DEATH FROM AROUND THE GLOBE
MANILA, Philippines - Two death-row inmates who President Gloria Macapagal Arroyo said would be executed in August cannot be put to death earlier than November, the national prisons chief said Thursday.
Arroyo said Wednesday that the men, Roderick Licayan and Roberto Lara, convicted in 1998 of kidnapping, would be executed in August unless capital punishment is repealed in the meantime.
Gregorio Agaloos, superintendent of the national penitentiary holding the country's death-row inmates, said he had informed the president's office that the Supreme Court affirmed the men's sentences last Aug. 15. But the decision did not actually become final until Nov. 9, 2001.
Under the death-penalty law, an execution should be carried out between 12 and 18 months after the decision becomes final.
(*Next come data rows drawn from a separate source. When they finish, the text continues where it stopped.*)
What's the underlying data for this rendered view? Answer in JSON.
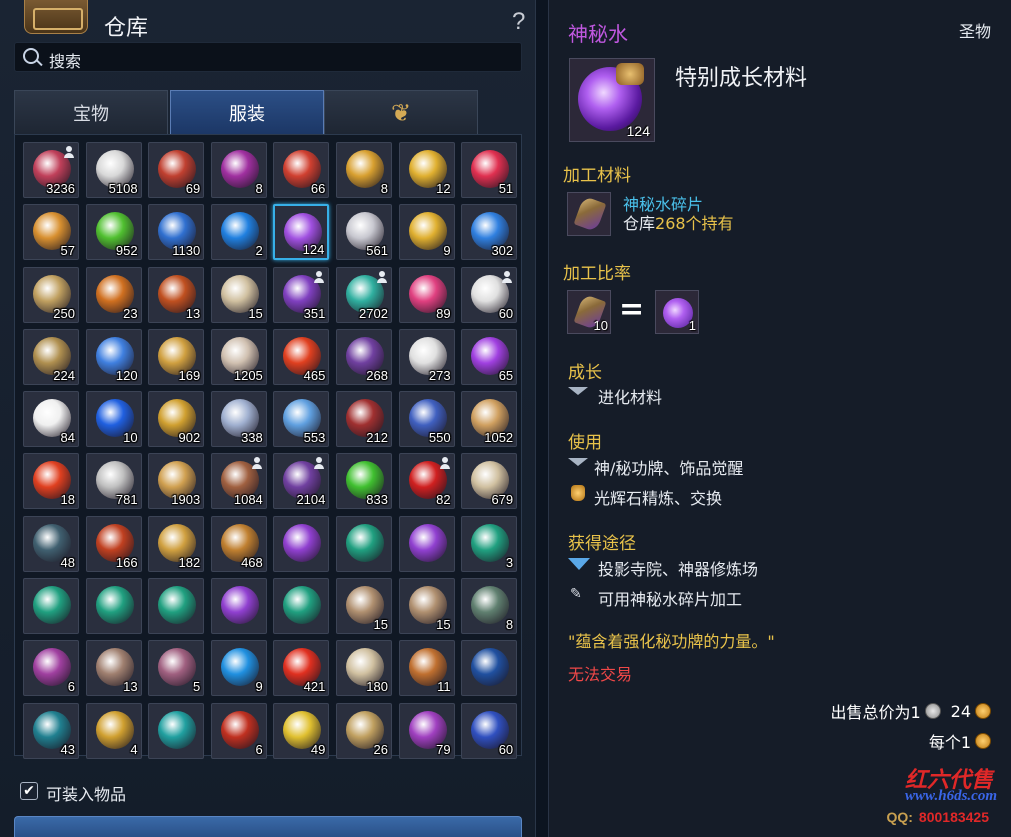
{
  "warehouse": {
    "title": "仓库",
    "search_placeholder": "搜索",
    "help": "?",
    "tabs": [
      {
        "label": "宝物",
        "icon": null,
        "active": false
      },
      {
        "label": "服装",
        "icon": null,
        "active": true
      },
      {
        "label": "",
        "icon": "wings-icon",
        "active": false
      }
    ],
    "slots": [
      {
        "count": "3236",
        "color": "#c0405a",
        "user": true
      },
      {
        "count": "5108",
        "color": "#d8d8d8",
        "user": false
      },
      {
        "count": "69",
        "color": "#c04030",
        "user": false
      },
      {
        "count": "8",
        "color": "#a030a0",
        "user": false
      },
      {
        "count": "66",
        "color": "#d04030",
        "user": false
      },
      {
        "count": "8",
        "color": "#d8a030",
        "user": false
      },
      {
        "count": "12",
        "color": "#e0b030",
        "user": false
      },
      {
        "count": "51",
        "color": "#e03050",
        "user": false
      },
      {
        "count": "57",
        "color": "#d89030",
        "user": false
      },
      {
        "count": "952",
        "color": "#50c030",
        "user": false
      },
      {
        "count": "1130",
        "color": "#3070d0",
        "user": false
      },
      {
        "count": "2",
        "color": "#2080e0",
        "user": false
      },
      {
        "count": "124",
        "color": "#a050e0",
        "user": false,
        "selected": true
      },
      {
        "count": "561",
        "color": "#c8c8d0",
        "user": false
      },
      {
        "count": "9",
        "color": "#e0b030",
        "user": false
      },
      {
        "count": "302",
        "color": "#3080e0",
        "user": false
      },
      {
        "count": "250",
        "color": "#c0a060",
        "user": false
      },
      {
        "count": "23",
        "color": "#d07020",
        "user": false
      },
      {
        "count": "13",
        "color": "#c05020",
        "user": false
      },
      {
        "count": "15",
        "color": "#d0c0a0",
        "user": false
      },
      {
        "count": "351",
        "color": "#8040c0",
        "user": true
      },
      {
        "count": "2702",
        "color": "#30b0a0",
        "user": true
      },
      {
        "count": "89",
        "color": "#e04080",
        "user": false
      },
      {
        "count": "60",
        "color": "#e0e0e0",
        "user": true
      },
      {
        "count": "224",
        "color": "#b09050",
        "user": false
      },
      {
        "count": "120",
        "color": "#4080e0",
        "user": false
      },
      {
        "count": "169",
        "color": "#d0a040",
        "user": false
      },
      {
        "count": "1205",
        "color": "#d0c0b0",
        "user": false
      },
      {
        "count": "465",
        "color": "#e04020",
        "user": false
      },
      {
        "count": "268",
        "color": "#7040a0",
        "user": false
      },
      {
        "count": "273",
        "color": "#e0e0e0",
        "user": false
      },
      {
        "count": "65",
        "color": "#a040e0",
        "user": false
      },
      {
        "count": "84",
        "color": "#f0f0f0",
        "user": false
      },
      {
        "count": "10",
        "color": "#2060e0",
        "user": false
      },
      {
        "count": "902",
        "color": "#d0a030",
        "user": false
      },
      {
        "count": "338",
        "color": "#a0b0d0",
        "user": false
      },
      {
        "count": "553",
        "color": "#60a0e0",
        "user": false
      },
      {
        "count": "212",
        "color": "#a03030",
        "user": false
      },
      {
        "count": "550",
        "color": "#4060c0",
        "user": false
      },
      {
        "count": "1052",
        "color": "#d0a060",
        "user": false
      },
      {
        "count": "18",
        "color": "#e04020",
        "user": false
      },
      {
        "count": "781",
        "color": "#c0c0c0",
        "user": false
      },
      {
        "count": "1903",
        "color": "#d0a050",
        "user": false
      },
      {
        "count": "1084",
        "color": "#a06040",
        "user": true
      },
      {
        "count": "2104",
        "color": "#7040a0",
        "user": true
      },
      {
        "count": "833",
        "color": "#40c030",
        "user": false
      },
      {
        "count": "82",
        "color": "#d02020",
        "user": true
      },
      {
        "count": "679",
        "color": "#d0c0a0",
        "user": false
      },
      {
        "count": "48",
        "color": "#406070",
        "user": false
      },
      {
        "count": "166",
        "color": "#c04020",
        "user": false
      },
      {
        "count": "182",
        "color": "#d0a040",
        "user": false
      },
      {
        "count": "468",
        "color": "#c08030",
        "user": false
      },
      {
        "count": "",
        "color": "#9040d0",
        "user": false
      },
      {
        "count": "",
        "color": "#20a080",
        "user": false
      },
      {
        "count": "",
        "color": "#9040d0",
        "user": false
      },
      {
        "count": "3",
        "color": "#20a080",
        "user": false
      },
      {
        "count": "",
        "color": "#20a080",
        "user": false
      },
      {
        "count": "",
        "color": "#20a080",
        "user": false
      },
      {
        "count": "",
        "color": "#20a080",
        "user": false
      },
      {
        "count": "",
        "color": "#9040d0",
        "user": false
      },
      {
        "count": "",
        "color": "#20a080",
        "user": false
      },
      {
        "count": "15",
        "color": "#b09070",
        "user": false
      },
      {
        "count": "15",
        "color": "#b09070",
        "user": false
      },
      {
        "count": "8",
        "color": "#608070",
        "user": false
      },
      {
        "count": "6",
        "color": "#a040a0",
        "user": false
      },
      {
        "count": "13",
        "color": "#a08070",
        "user": false
      },
      {
        "count": "5",
        "color": "#a06080",
        "user": false
      },
      {
        "count": "9",
        "color": "#2090e0",
        "user": false
      },
      {
        "count": "421",
        "color": "#e03020",
        "user": false
      },
      {
        "count": "180",
        "color": "#d0c0a0",
        "user": false
      },
      {
        "count": "11",
        "color": "#c07030",
        "user": false
      },
      {
        "count": "",
        "color": "#2050a0",
        "user": false
      },
      {
        "count": "43",
        "color": "#208090",
        "user": false
      },
      {
        "count": "4",
        "color": "#d0a030",
        "user": false
      },
      {
        "count": "",
        "color": "#20a0a0",
        "user": false
      },
      {
        "count": "6",
        "color": "#c03020",
        "user": false
      },
      {
        "count": "49",
        "color": "#e0c030",
        "user": false
      },
      {
        "count": "26",
        "color": "#c0a060",
        "user": false
      },
      {
        "count": "79",
        "color": "#a040c0",
        "user": false
      },
      {
        "count": "60",
        "color": "#3050c0",
        "user": false
      }
    ],
    "checkbox_label": "可装入物品",
    "checkbox_checked": true
  },
  "tooltip": {
    "name": "神秘水",
    "grade": "圣物",
    "icon_count": "124",
    "item_type": "特别成长材料",
    "material_header": "加工材料",
    "material_name": "神秘水碎片",
    "material_stock_prefix": "仓库",
    "material_stock_value": "268个持有",
    "ratio_header": "加工比率",
    "ratio_left_count": "10",
    "ratio_equals": "=",
    "ratio_right_count": "1",
    "growth_header": "成长",
    "growth_line": "进化材料",
    "use_header": "使用",
    "use_lines": [
      "神/秘功牌、饰品觉醒",
      "光辉石精炼、交换"
    ],
    "obtain_header": "获得途径",
    "obtain_lines": [
      "投影寺院、神器修炼场",
      "可用神秘水碎片加工"
    ],
    "description": "\"蕴含着强化秘功牌的力量。\"",
    "no_trade": "无法交易",
    "sell_total_label": "出售总价为1",
    "sell_total_gold": "24",
    "each_label": "每个1"
  },
  "watermark": {
    "line1": "红六代售",
    "line2": "www.h6ds.com",
    "qq_label": "QQ:",
    "qq_number": "800183425"
  }
}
Arroyo suspended the death penalty after she took office in January 2001. She lifted the moratorium last October for convicted kidnappers, saying the freeze had emboldened criminals.
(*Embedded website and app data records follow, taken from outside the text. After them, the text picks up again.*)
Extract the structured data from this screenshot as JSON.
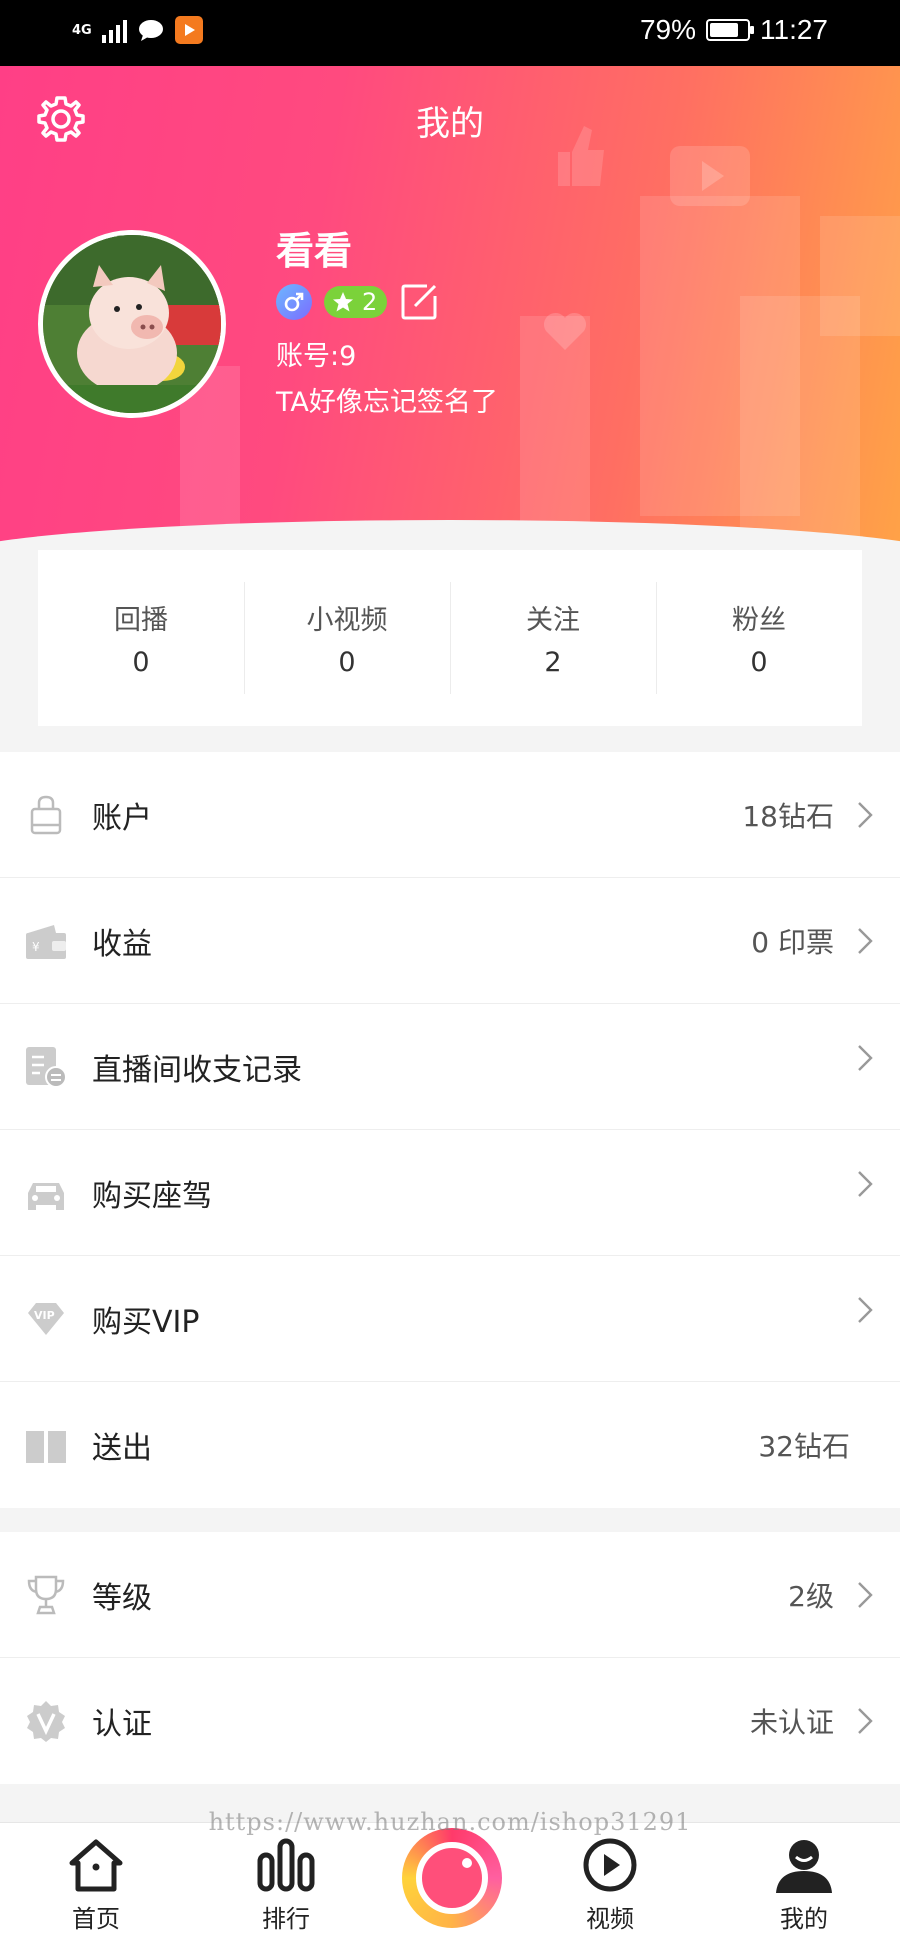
{
  "status_bar": {
    "network": "4G",
    "battery": "79%",
    "battery_level": 0.79,
    "time": "11:27"
  },
  "header": {
    "title": "我的",
    "settings_icon": "gear-icon"
  },
  "profile": {
    "name": "看看",
    "gender_icon": "male-icon",
    "level": "2",
    "account": "账号:9",
    "signature": "TA好像忘记签名了"
  },
  "stats": [
    {
      "label": "回播",
      "value": "0"
    },
    {
      "label": "小视频",
      "value": "0"
    },
    {
      "label": "关注",
      "value": "2"
    },
    {
      "label": "粉丝",
      "value": "0"
    }
  ],
  "menu_group_1": [
    {
      "icon": "bag-icon",
      "label": "账户",
      "value": "18钻石",
      "arrow": true
    },
    {
      "icon": "wallet-icon",
      "label": "收益",
      "value": "0 印票",
      "arrow": true
    },
    {
      "icon": "receipt-icon",
      "label": "直播间收支记录",
      "value": "",
      "arrow": true
    },
    {
      "icon": "car-icon",
      "label": "购买座驾",
      "value": "",
      "arrow": true
    },
    {
      "icon": "vip-icon",
      "label": "购买VIP",
      "value": "",
      "arrow": true
    },
    {
      "icon": "gift-icon",
      "label": "送出",
      "value": "32钻石",
      "arrow": false
    }
  ],
  "menu_group_2": [
    {
      "icon": "trophy-icon",
      "label": "等级",
      "value": "2级",
      "arrow": true
    },
    {
      "icon": "verified-icon",
      "label": "认证",
      "value": "未认证",
      "arrow": true
    }
  ],
  "watermark": "https://www.huzhan.com/ishop31291",
  "tabbar": [
    {
      "icon": "home-icon",
      "label": "首页"
    },
    {
      "icon": "ranking-icon",
      "label": "排行"
    },
    {
      "icon": "live-camera-icon",
      "label": ""
    },
    {
      "icon": "video-play-icon",
      "label": "视频"
    },
    {
      "icon": "profile-icon",
      "label": "我的"
    }
  ],
  "colors": {
    "gradient_start": "#ff3f86",
    "gradient_end": "#ffa247",
    "level_badge": "#7bd23a"
  }
}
Kidnappings, particularly of wealthy ethnic Chinese businessmen, have scared away investors and tourists. Some victims have been killed despite payment of ransom.
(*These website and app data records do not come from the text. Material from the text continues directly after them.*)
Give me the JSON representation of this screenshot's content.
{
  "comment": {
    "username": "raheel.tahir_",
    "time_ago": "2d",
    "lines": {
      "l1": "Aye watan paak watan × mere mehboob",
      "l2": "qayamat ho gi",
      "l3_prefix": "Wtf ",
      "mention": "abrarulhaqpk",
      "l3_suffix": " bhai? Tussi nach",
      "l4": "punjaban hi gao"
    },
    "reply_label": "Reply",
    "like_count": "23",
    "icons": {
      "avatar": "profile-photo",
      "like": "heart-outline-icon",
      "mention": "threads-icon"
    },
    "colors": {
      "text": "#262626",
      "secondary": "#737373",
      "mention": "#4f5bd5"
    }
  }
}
The death penalty, abolished in the constitution ratified in 1987, was restored in 1994 for "heinous" crimes such as rape, kidnapping, murder and drug trafficking.
More than 1,690 people have been sentenced to death since then. Human rights groups blocked executions until 1999 and early 2000, when seven convicts were put to death, mostly for rape. They have called for a repeal of the death penalty law, saying it has not deterred crime.